Deadlines sister publication Variety first reported news of Mechanics exit.
‘Antebellum’ has a ‘Get Out’ vibe, but doesn’t live up to its twist
“Antebellum” is built around a provocative twist, and it’s a good one — as well as one that definite..
“Antebellum” is built around a provocative twist, and it’s a good one — as well as one that definitely shouldn’t be spoiled even a little. Once that revelation is absorbed, however, the movie becomes less distinctive and inspired, reflecting an attempt to tap into the zeitgeist that made “Get Out” a breakthrough, without the same ability to pay off the premise.
Originally destined for a theatrical run, the movie hits digital platforms trumpeting a “Get Out” pedigree in its marketing campaign, since there’s an overlap among the producing teams.
More directly, the film marks the directing debut of Gerard Bush + Christopher Renz, who have championed social-justice issues through their advertising work. The opening script features a quote from author William Faulkner, whose intent will eventually become clearer: “The past is never dead. It’s not even past.”
If that sounds like a timely means of drawing a line from the horrors of slavery to the racism of today, you’ve come to the right place.
The story begins on a plantation, where the brutal overseers carry out grisly punishments against those tilling the fields. A few have just tried to escape, led by Veronica (Janelle Monae), and they pay a heavy price for their resistance, which does nothing to curb her defiance.
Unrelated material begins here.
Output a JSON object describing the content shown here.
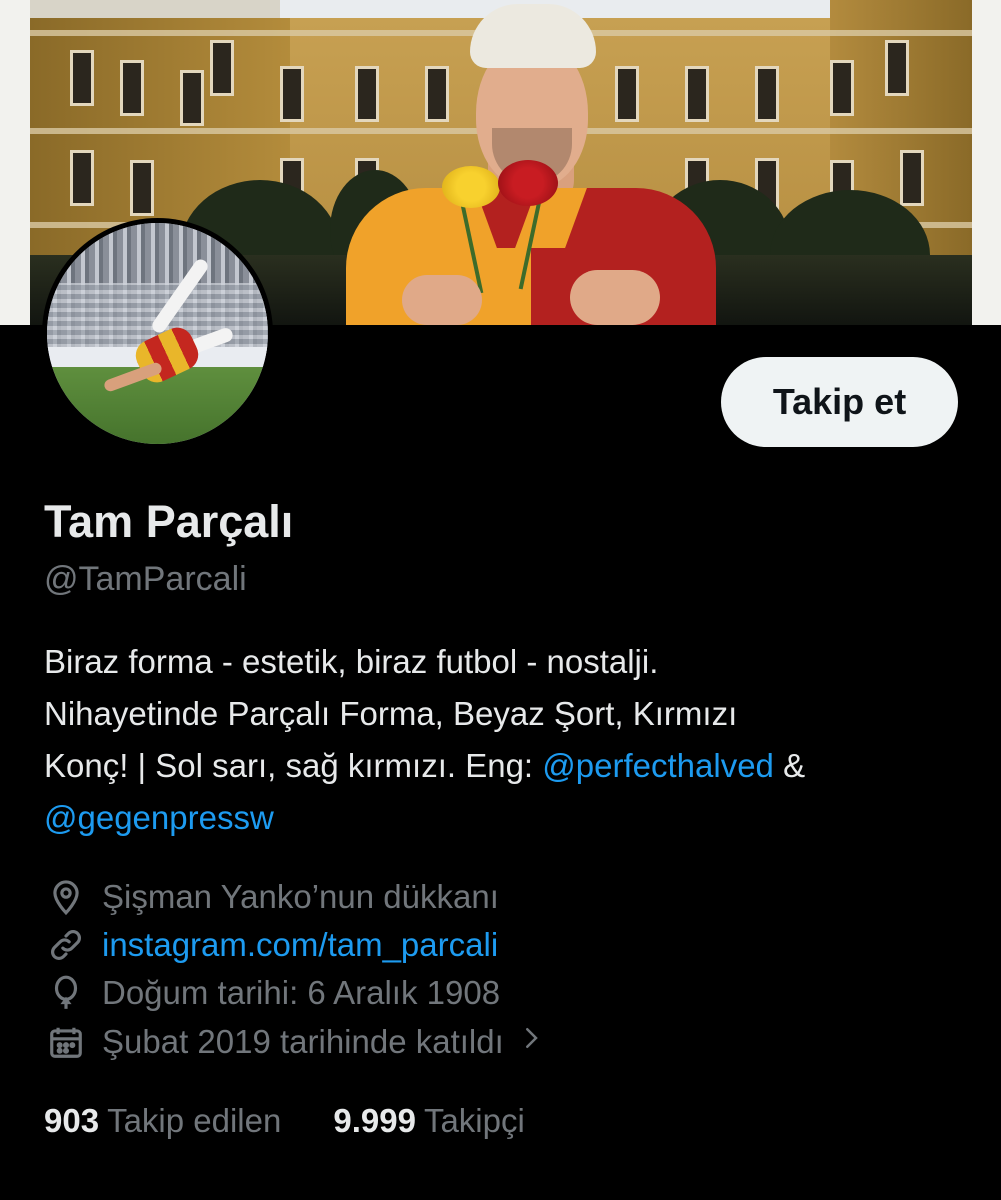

Also written by Bush + Renz, the script take too long before revealing what makes “Antebellum” different, but the middle portion — a “The Twilight Zone”-like phase when it’s hard to be sure exactly what’s going on — is actually the film’s strongest. (Even the trailer arguably gives away too much, so the less one knows, the better.)
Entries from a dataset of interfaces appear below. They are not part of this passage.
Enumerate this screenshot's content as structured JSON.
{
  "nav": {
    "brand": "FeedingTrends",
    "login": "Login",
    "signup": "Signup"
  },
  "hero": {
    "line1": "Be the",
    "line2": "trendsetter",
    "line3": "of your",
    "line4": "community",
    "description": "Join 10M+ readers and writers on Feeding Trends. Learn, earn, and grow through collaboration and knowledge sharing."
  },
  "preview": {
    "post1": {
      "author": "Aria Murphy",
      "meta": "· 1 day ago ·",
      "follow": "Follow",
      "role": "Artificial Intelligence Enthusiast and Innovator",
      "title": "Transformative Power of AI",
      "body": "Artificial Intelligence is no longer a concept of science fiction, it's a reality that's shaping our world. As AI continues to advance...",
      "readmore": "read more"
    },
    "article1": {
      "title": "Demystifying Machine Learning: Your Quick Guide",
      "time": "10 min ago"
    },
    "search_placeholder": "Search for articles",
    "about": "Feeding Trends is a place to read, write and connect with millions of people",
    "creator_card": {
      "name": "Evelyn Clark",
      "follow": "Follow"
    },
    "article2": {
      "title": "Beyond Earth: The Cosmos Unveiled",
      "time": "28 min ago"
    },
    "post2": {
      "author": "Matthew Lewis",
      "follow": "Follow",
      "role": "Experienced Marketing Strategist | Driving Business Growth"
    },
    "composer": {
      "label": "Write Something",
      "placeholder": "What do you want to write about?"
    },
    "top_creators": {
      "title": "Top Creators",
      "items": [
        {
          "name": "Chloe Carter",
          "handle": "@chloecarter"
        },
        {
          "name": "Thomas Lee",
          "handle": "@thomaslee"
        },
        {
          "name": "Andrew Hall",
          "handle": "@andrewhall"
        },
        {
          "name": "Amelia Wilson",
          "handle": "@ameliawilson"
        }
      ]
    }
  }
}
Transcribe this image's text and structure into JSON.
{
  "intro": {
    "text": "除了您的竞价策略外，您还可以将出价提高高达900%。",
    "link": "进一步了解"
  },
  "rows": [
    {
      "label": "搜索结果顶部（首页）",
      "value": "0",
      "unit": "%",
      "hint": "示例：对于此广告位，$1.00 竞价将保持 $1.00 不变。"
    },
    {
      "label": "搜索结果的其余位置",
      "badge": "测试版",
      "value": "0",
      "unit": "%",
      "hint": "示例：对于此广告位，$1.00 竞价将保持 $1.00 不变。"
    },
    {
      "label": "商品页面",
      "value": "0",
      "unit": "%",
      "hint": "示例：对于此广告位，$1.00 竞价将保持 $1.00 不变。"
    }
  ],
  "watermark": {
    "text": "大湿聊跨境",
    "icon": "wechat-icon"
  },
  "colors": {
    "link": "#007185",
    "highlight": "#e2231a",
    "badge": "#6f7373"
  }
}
The final stretch, by contrast, veers into more familiar thriller territory, and feels especially rushed toward the end, leaving behind a host of nagging, unanswered questions. That provides food for thought, but it’s also what separates the movie from something like “Get Out,” which deftly fleshed out its horror underpinnings.
Although the filmmakers (in a taped message) expressed disappointment that the movie wasn’t making its debut in theaters, in a strange way, the on-demand format somewhat works in its favor. In the press notes, Bush says the goal was “to force the audience to look at the real-life horror of racism through the lens of film horror. We’re landing in the middle of the very conversations that we hoped ‘Antebellum’ would spur.”
“Antebellum” should add to that discussion, so mission accomplished on that level. Monae is also quite good in her first leading film role (she did previously star in the series “Homecoming’s” second season), but otherwise, most of the characters remain underdeveloped.